(Records from a collection)
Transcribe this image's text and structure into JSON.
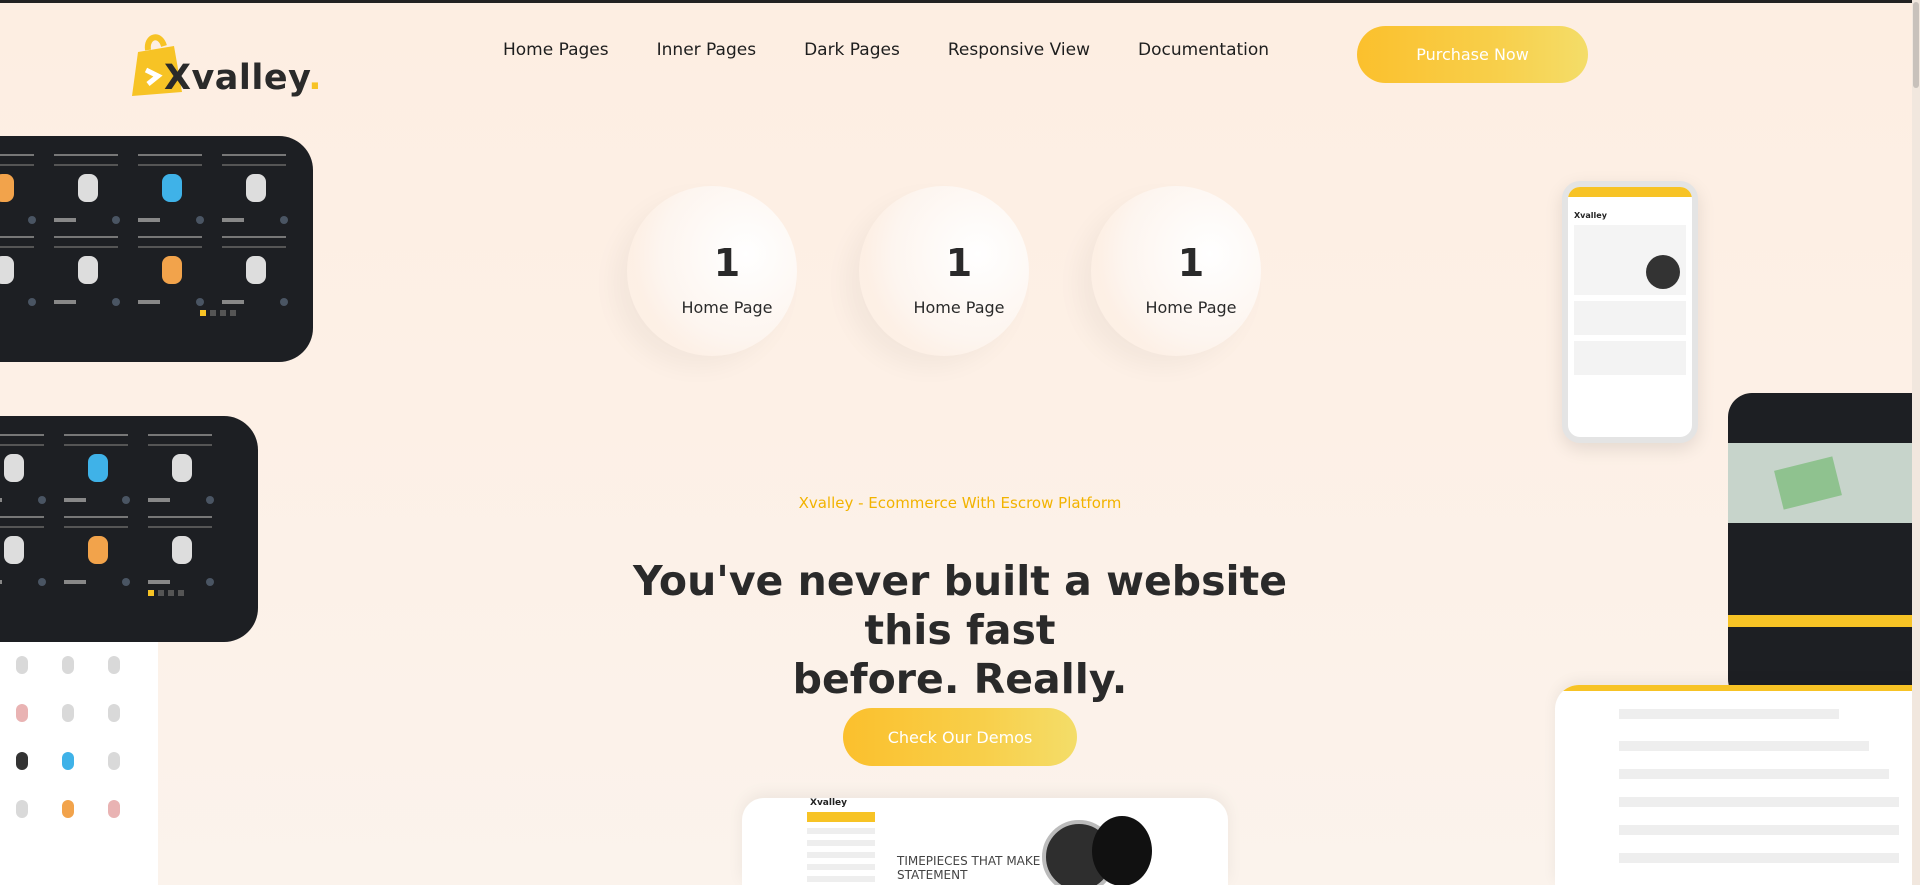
{
  "brand": {
    "name": "Xvalley",
    "dot": "."
  },
  "nav": {
    "items": [
      "Home Pages",
      "Inner Pages",
      "Dark Pages",
      "Responsive View",
      "Documentation"
    ]
  },
  "header": {
    "purchase_label": "Purchase Now"
  },
  "counters": [
    {
      "value": "1",
      "label": "Home Page"
    },
    {
      "value": "1",
      "label": "Home Page"
    },
    {
      "value": "1",
      "label": "Home Page"
    }
  ],
  "hero": {
    "tagline": "Xvalley - Ecommerce With Escrow Platform",
    "headline_line1": "You've never built a website this fast",
    "headline_line2": "before. Really.",
    "cta_label": "Check Our Demos"
  },
  "previews": {
    "laptop_heading": "TIMEPIECES THAT MAKE A STATEMENT"
  },
  "colors": {
    "accent": "#f7c325",
    "dark": "#1d1f23",
    "text": "#2a2a2a"
  }
}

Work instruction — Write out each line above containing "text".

Solution —
Transcribe this image's text and structure into JSON.
    "text": "#2a2a2a"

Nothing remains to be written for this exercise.